When a Skinput user taps a thumb and middle finger together, the impact sends ripples down the skin and through the bones in the person’s arm. “They sort of start resonating — like guitar strings,” Harrison said. The diving-board receivers read the sound waves to figure out what gesture the person made, and then relay that information to a phone.

Skinput can tell whether a person tapped a middle finger or an index finger, because the two moves sound slightly different to the springy receivers.

The system takes one or two minutes to learn the sounds of a particular person’s arm, Morris said, and then it can be used however the user likes.

Trial and error

When they started working on Skinput, Morris and Harrison weren’t sure if it would be possible to turn the human arm into a virtual keypad. The pair tried clipping sensors to the ends of peoples’ fingers and other strange configurations that made users feel like cyborgs.

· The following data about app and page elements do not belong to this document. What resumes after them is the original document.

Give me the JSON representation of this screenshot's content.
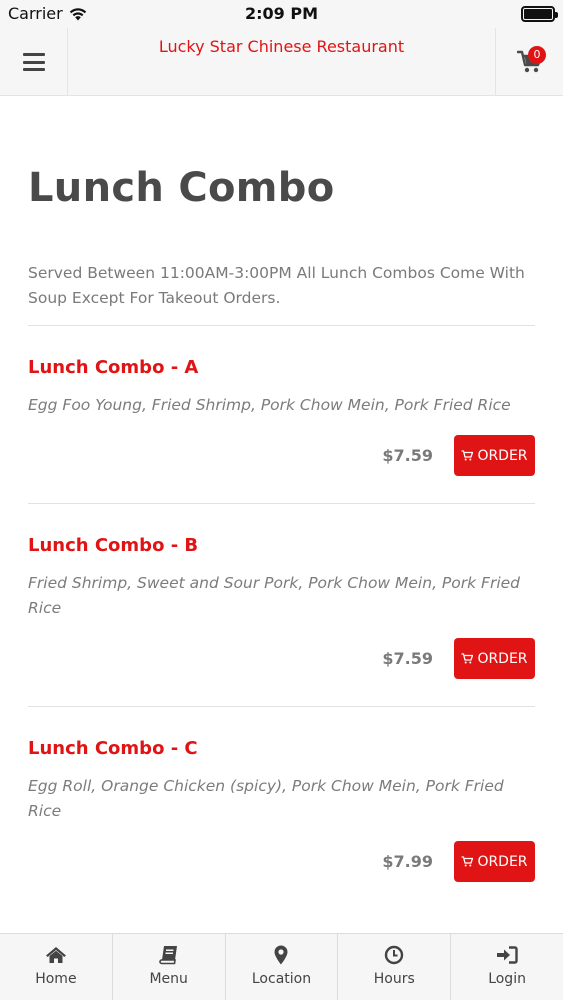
{
  "status_bar": {
    "carrier": "Carrier",
    "time": "2:09 PM",
    "battery_level": 1.0
  },
  "header": {
    "title": "Lucky Star Chinese Restaurant",
    "cart_count": "0",
    "menu_icon": "hamburger-icon",
    "cart_icon": "cart-icon"
  },
  "page": {
    "title": "Lunch Combo",
    "description": "Served Between 11:00AM-3:00PM All Lunch Combos Come With Soup Except For Takeout Orders."
  },
  "items": [
    {
      "name": "Lunch Combo - A",
      "description": "Egg Foo Young, Fried Shrimp, Pork Chow Mein, Pork Fried Rice",
      "price": "$7.59",
      "order_label": "ORDER"
    },
    {
      "name": "Lunch Combo - B",
      "description": "Fried Shrimp, Sweet and Sour Pork, Pork Chow Mein, Pork Fried Rice",
      "price": "$7.59",
      "order_label": "ORDER"
    },
    {
      "name": "Lunch Combo - C",
      "description": "Egg Roll, Orange Chicken (spicy), Pork Chow Mein, Pork Fried Rice",
      "price": "$7.99",
      "order_label": "ORDER"
    }
  ],
  "tabs": [
    {
      "label": "Home",
      "icon": "home-icon"
    },
    {
      "label": "Menu",
      "icon": "book-icon"
    },
    {
      "label": "Location",
      "icon": "map-pin-icon"
    },
    {
      "label": "Hours",
      "icon": "clock-icon"
    },
    {
      "label": "Login",
      "icon": "login-icon"
    }
  ],
  "colors": {
    "accent": "#e01414",
    "text": "#4a4a4a",
    "muted": "#7a7a7a",
    "bar_background": "#f6f6f6"
  }
}
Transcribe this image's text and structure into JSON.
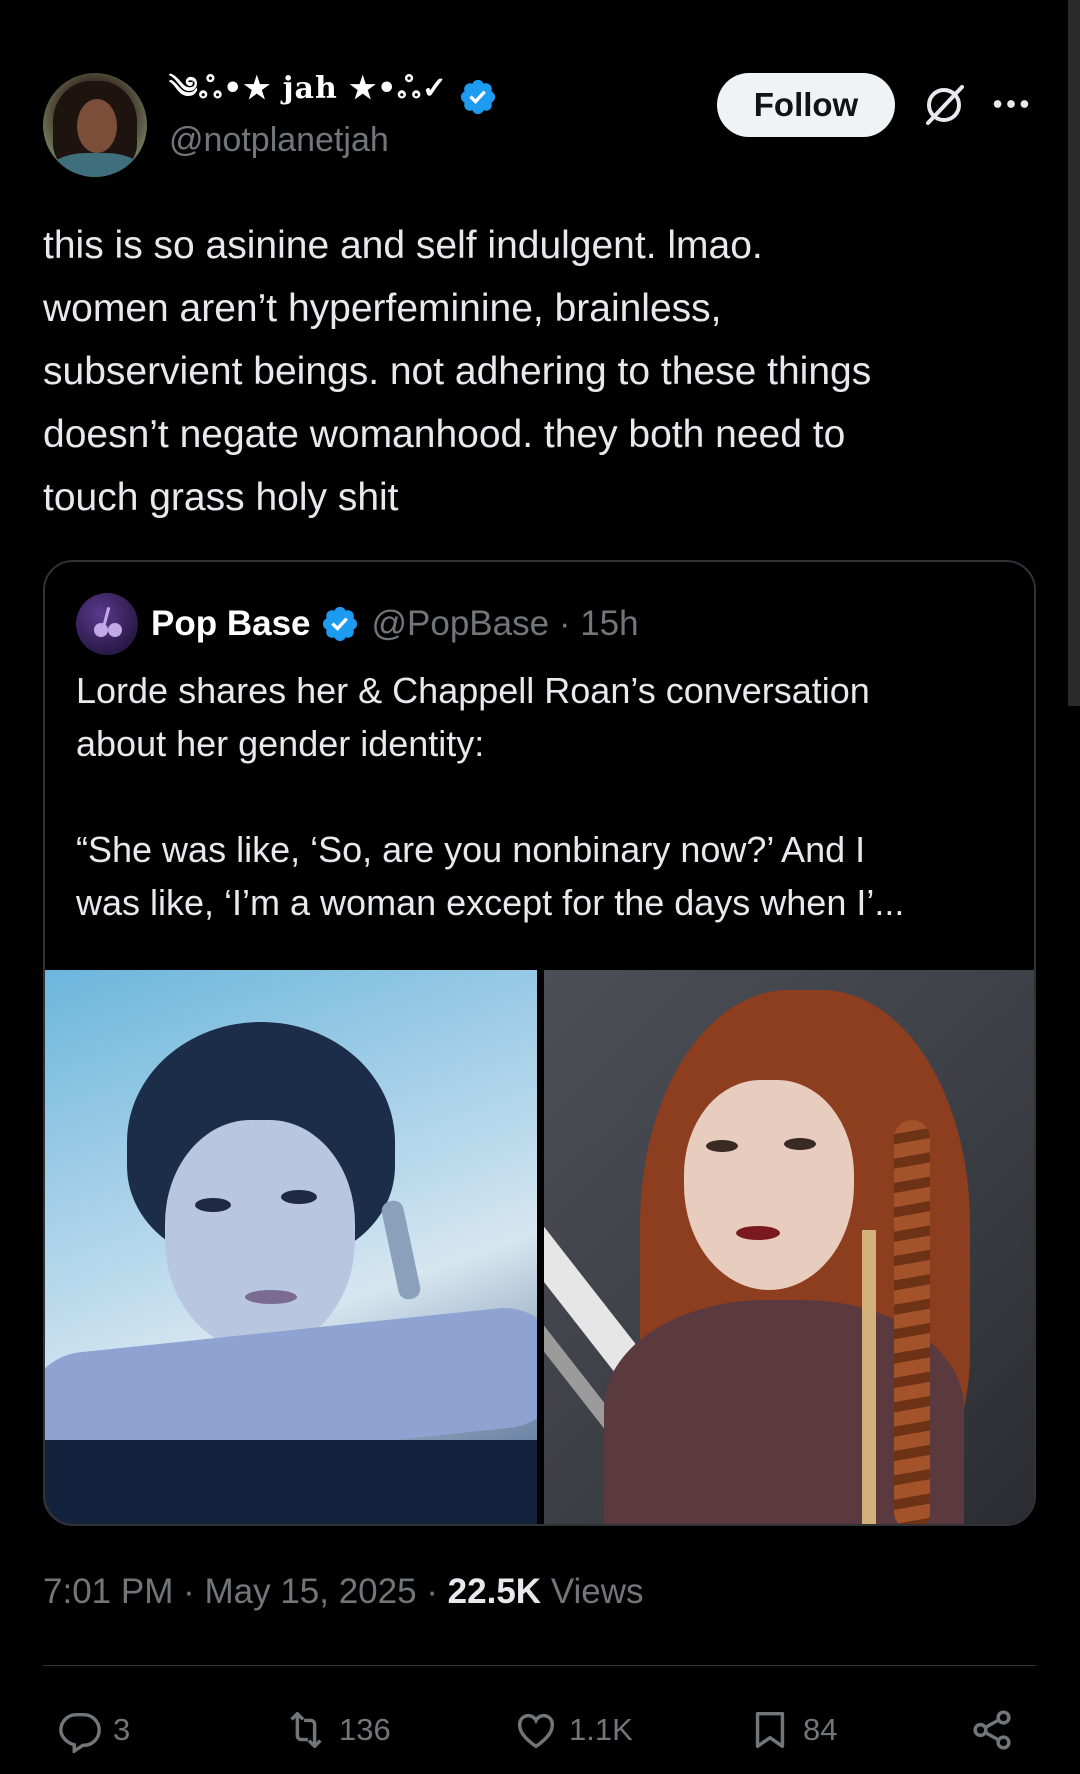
{
  "author": {
    "display_name": "༄ஃ•★ jah ★•ஃ✓",
    "handle": "@notplanetjah",
    "verified": true
  },
  "header": {
    "follow_label": "Follow",
    "grok_icon": "grok-icon",
    "more_icon": "more-icon"
  },
  "tweet": {
    "text": "this is so asinine and self indulgent. lmao.\nwomen aren’t hyperfeminine, brainless,\nsubservient beings. not adhering to these things\ndoesn’t negate womanhood. they both need to\ntouch grass holy shit"
  },
  "quote": {
    "name": "Pop Base",
    "handle": "@PopBase",
    "time": "15h",
    "text": "Lorde shares her & Chappell Roan’s conversation\nabout her gender identity:\n\n“She was like, ‘So, are you nonbinary now?’ And I\nwas like, ‘I’m a woman except for the days when I’...",
    "images": [
      "lorde-photo",
      "chappell-roan-photo"
    ]
  },
  "meta": {
    "time": "7:01 PM",
    "date": "May 15, 2025",
    "views_count": "22.5K",
    "views_label": "Views",
    "separator": " · "
  },
  "actions": {
    "replies": "3",
    "reposts": "136",
    "likes": "1.1K",
    "bookmarks": "84"
  },
  "colors": {
    "background": "#000000",
    "text": "#e7e9ea",
    "muted": "#71767b",
    "verified": "#1d9bf0",
    "border": "#2f3336"
  }
}
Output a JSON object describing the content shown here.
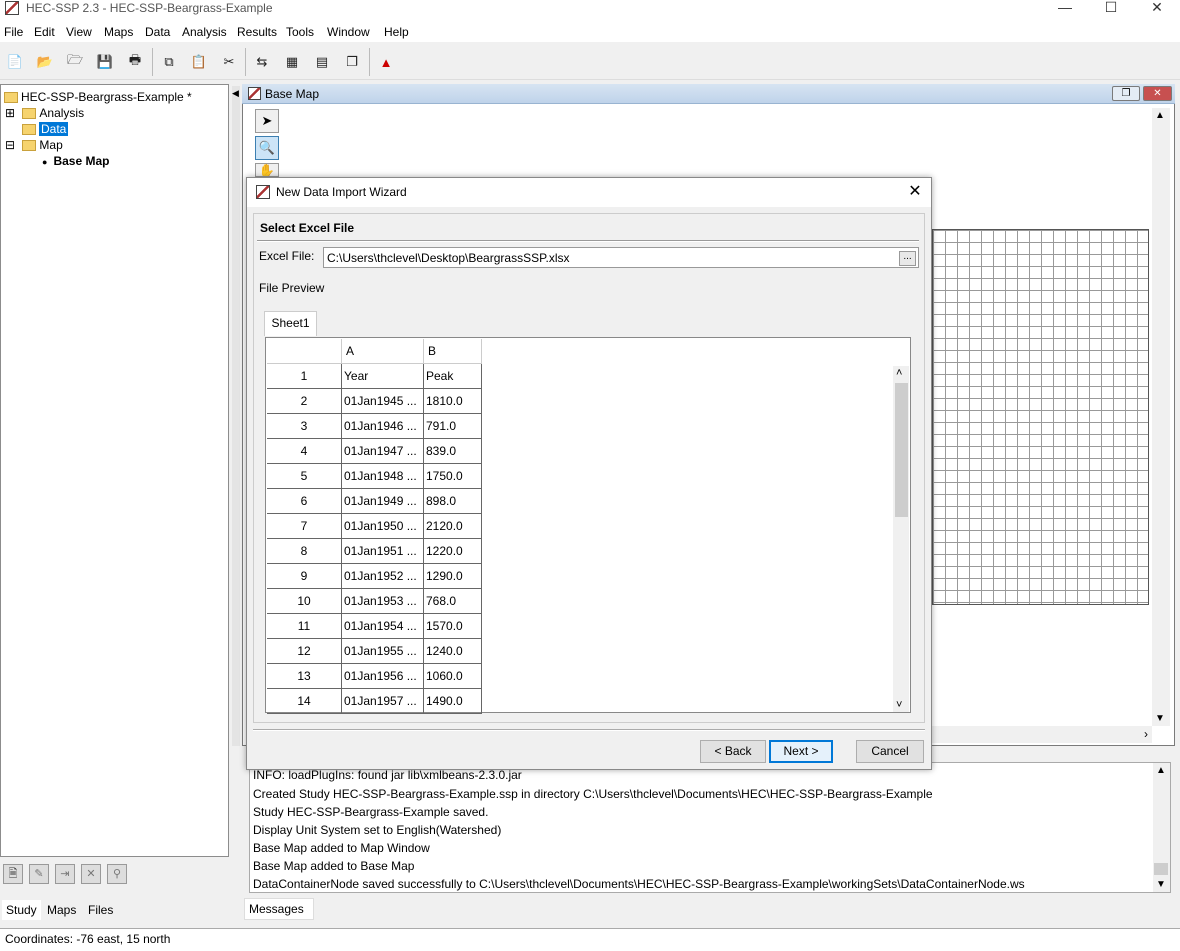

“We spent a lot of nights in the lab tapping on our arms and wondering if this would ever happen,” Harrison said.

But the most profound achievement of Skinput is proving that the human body can be used as a sensor, he said.

Morris believes Skinput will make computing accessible to people in a way that never would have been possible before.

With Skinput, “literally, computing is always available,” he said.

A person might walk toward their home, Harrison said, tap their palm to unlock the door and then tap some virtual buttons on their arms to turn on the TV and start flipping through channels.

“It’s almost like magic,” he said.

Project Proposal: ANALYZING CREATIVITY VARIANCE IN PROFESSIONALS

Posted in Uncategorized on March 10, 2010 by Chowhownd

CS 8803 – CDC PROJECT PROPOSAL

-Anuja Chockalingam

– Luxmi Saha

– Surabhi Satam

My Project Idea – Photo-centric Multimedia Authoring

Posted in 05.Creativity and Design, 07.Fixation and Incubation, Uncategorized on March 9, 2010 by Chowhownd
With the increasing use of digital imaging in general consumer applications, there is a great deal of interest in developing new products that increase the value and enjoyment level of viewing digital images in consumers’ living rooms.
One way to enrich image viewing and sharing is to combine images with voice annotation and music.
A system should be developed for multimedia authoring, centered around and driven by still photos, with an emphasis on composing still images with sound, including music and spoken annotations. We describe the overall system, as well as major enabling technology components, including multimedia authoring, semantic image classification, and cross-media indexing.
The finished multimedia bit stream is primarily recorded on DVD or VCD to facilitate enriched enjoyment through a TV set, but can also be shared on a desktop/laptop, via email, or online.


With the increasing use of digital imaging in general consumer applications, there is a great deal of interest in developing new products that increase the value and enjoyment level of viewing digital images in consumers’ living rooms.
One way to enrich image viewing and sharing is to combine images with voice annotation and music.
A system should be developed for multimedia authoring, centered around and driven by still photos, with an emphasis on composing still images with sound, including music and spoken annotations. We describe the overall system, as well as major enabling technology components, including multimedia authoring, semantic image classification, and cross-media indexing.
The finished multimedia bit stream is primarily recorded on DVD or VCD to facilitate enriched enjoyment through a TV set, but can also be shared on a desktop/laptop, via email, or online.